| Exercise |
Each line of the data below that holds the word "icon" is to be reported in full.

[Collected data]
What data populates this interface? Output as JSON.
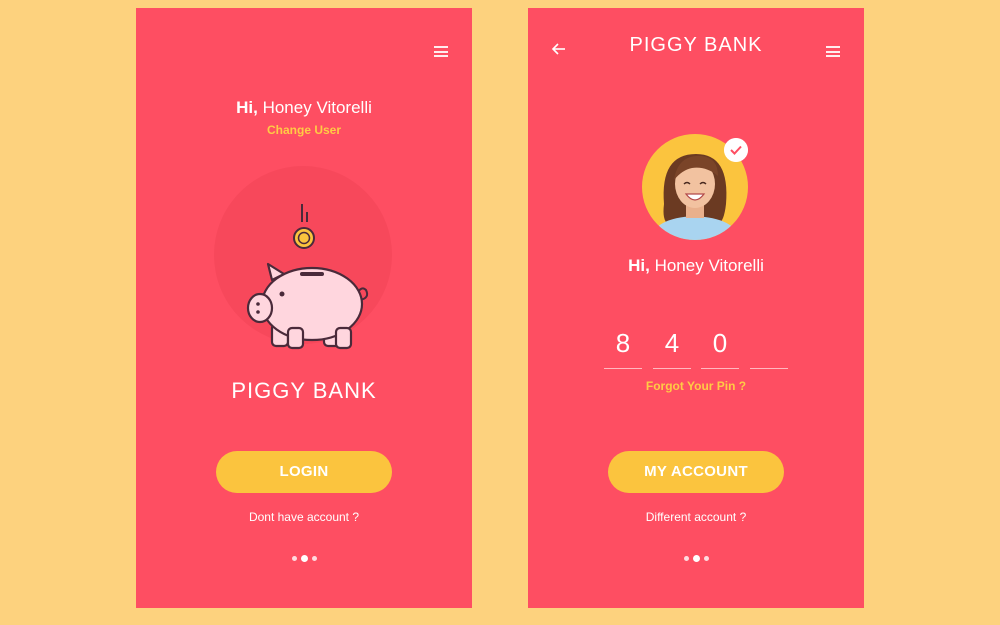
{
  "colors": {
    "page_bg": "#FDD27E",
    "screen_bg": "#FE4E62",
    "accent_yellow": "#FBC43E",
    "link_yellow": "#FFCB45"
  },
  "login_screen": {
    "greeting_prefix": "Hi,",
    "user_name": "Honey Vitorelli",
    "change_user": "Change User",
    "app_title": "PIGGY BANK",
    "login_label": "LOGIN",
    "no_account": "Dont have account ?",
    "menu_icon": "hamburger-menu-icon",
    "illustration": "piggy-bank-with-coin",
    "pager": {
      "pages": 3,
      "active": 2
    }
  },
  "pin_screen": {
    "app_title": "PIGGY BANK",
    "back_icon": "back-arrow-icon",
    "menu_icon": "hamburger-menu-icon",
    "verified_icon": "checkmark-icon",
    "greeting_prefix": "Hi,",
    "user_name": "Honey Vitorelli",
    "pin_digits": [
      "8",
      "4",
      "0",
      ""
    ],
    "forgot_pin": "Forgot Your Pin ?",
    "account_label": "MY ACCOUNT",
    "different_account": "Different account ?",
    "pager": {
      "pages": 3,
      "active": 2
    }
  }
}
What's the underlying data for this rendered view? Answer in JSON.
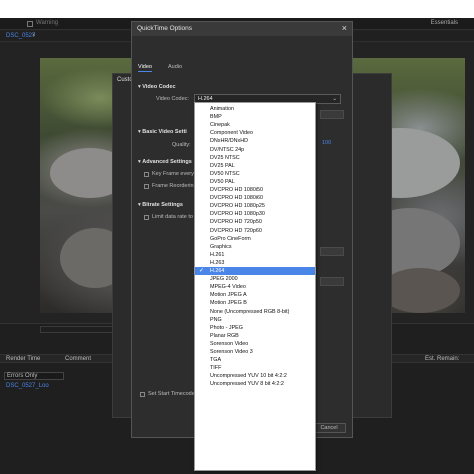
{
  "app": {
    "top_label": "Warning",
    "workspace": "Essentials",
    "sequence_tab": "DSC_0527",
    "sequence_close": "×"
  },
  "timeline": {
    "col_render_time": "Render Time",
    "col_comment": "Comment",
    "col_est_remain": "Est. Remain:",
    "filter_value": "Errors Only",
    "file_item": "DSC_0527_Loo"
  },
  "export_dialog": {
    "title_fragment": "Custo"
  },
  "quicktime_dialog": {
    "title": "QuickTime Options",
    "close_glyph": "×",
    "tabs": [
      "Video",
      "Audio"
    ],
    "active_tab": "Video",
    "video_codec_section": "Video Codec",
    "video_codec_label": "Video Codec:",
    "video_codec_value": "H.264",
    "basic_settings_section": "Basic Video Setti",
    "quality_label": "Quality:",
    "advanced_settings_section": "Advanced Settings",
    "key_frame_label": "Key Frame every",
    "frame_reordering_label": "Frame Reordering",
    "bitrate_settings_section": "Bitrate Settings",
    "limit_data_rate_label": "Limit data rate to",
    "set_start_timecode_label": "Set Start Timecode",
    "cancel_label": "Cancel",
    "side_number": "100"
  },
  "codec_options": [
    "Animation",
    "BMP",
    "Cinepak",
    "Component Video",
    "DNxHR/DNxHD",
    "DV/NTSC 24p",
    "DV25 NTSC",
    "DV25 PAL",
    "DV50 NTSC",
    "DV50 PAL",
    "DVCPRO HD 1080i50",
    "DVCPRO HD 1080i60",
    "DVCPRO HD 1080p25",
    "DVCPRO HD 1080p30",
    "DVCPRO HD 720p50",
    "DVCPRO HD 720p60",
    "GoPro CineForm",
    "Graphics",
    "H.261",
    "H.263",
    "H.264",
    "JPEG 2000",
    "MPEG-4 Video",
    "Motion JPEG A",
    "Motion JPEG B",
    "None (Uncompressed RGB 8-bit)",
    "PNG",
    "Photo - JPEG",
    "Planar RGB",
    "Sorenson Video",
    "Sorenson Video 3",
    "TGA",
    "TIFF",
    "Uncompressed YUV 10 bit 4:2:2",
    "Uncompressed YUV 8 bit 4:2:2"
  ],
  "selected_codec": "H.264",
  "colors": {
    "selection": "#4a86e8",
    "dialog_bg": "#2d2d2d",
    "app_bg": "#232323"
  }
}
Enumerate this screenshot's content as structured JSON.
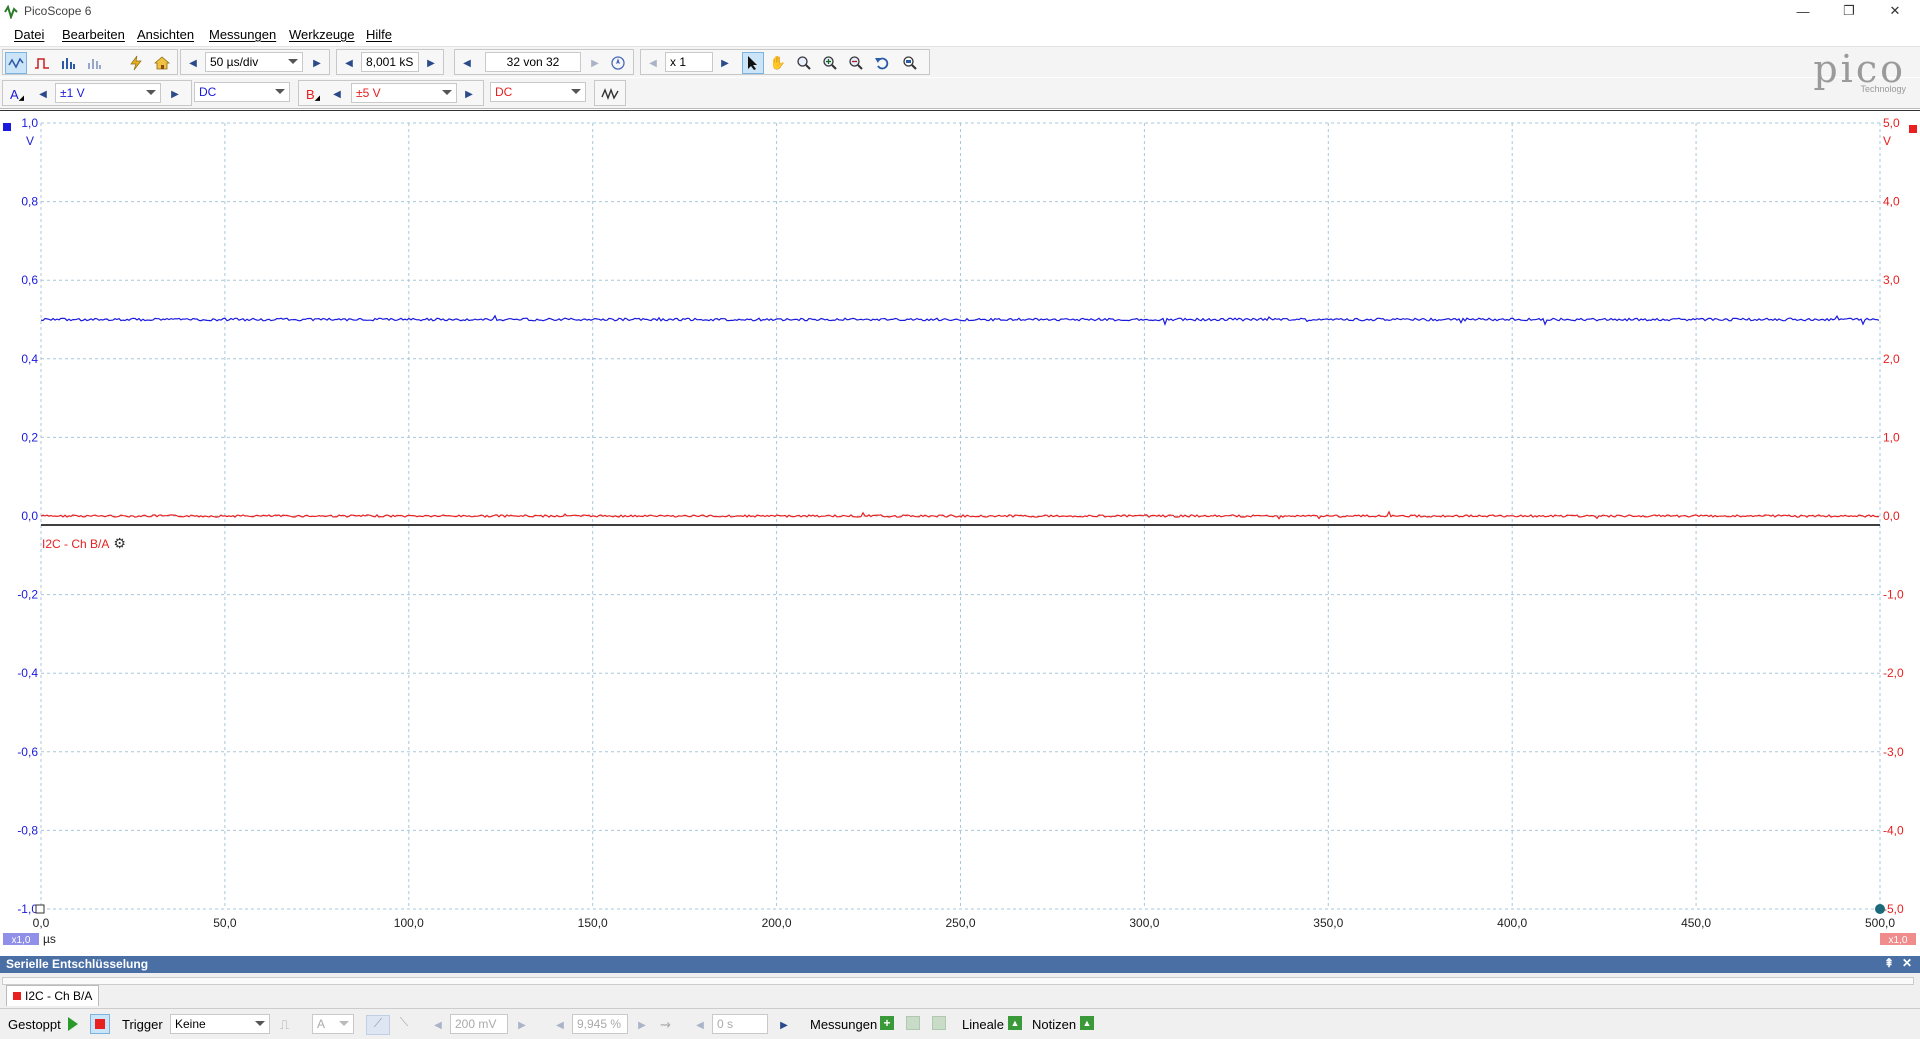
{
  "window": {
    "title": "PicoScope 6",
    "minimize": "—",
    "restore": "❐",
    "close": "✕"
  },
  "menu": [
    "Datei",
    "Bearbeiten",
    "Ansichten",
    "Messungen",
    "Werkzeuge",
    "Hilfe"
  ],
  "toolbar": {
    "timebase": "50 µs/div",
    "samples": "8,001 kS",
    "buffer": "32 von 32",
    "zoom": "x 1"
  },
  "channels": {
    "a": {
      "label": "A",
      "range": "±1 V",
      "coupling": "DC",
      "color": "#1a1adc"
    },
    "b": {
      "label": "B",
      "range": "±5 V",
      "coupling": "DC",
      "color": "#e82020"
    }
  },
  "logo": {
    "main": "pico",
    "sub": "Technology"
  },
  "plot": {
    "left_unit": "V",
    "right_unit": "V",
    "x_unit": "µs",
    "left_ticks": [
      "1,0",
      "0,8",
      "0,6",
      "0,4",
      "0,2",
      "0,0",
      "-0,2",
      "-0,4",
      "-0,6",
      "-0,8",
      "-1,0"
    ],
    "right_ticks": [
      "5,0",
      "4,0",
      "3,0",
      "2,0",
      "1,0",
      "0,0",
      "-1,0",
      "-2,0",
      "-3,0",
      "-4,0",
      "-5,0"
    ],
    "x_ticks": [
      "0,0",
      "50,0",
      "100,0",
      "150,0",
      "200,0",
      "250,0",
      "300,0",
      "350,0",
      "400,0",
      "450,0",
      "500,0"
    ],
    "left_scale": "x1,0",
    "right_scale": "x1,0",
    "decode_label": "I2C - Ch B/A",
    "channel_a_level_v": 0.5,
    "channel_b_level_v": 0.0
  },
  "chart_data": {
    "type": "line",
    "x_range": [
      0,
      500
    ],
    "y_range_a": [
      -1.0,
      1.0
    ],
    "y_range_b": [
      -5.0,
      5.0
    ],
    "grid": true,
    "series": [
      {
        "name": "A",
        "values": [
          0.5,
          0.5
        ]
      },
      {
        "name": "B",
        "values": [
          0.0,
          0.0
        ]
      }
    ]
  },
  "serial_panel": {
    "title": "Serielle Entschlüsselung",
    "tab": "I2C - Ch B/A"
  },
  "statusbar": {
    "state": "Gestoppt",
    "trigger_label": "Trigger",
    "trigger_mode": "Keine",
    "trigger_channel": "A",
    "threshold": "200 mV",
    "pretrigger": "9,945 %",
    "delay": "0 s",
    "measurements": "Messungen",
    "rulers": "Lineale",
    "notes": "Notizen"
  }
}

| Written answer |
    "menu_icon": "hamburger-menu-icon",
    "back_icon": "back-arrow-icon",
    "menu_icon": "hamburger-menu-icon",
    "verified_icon": "checkmark-icon",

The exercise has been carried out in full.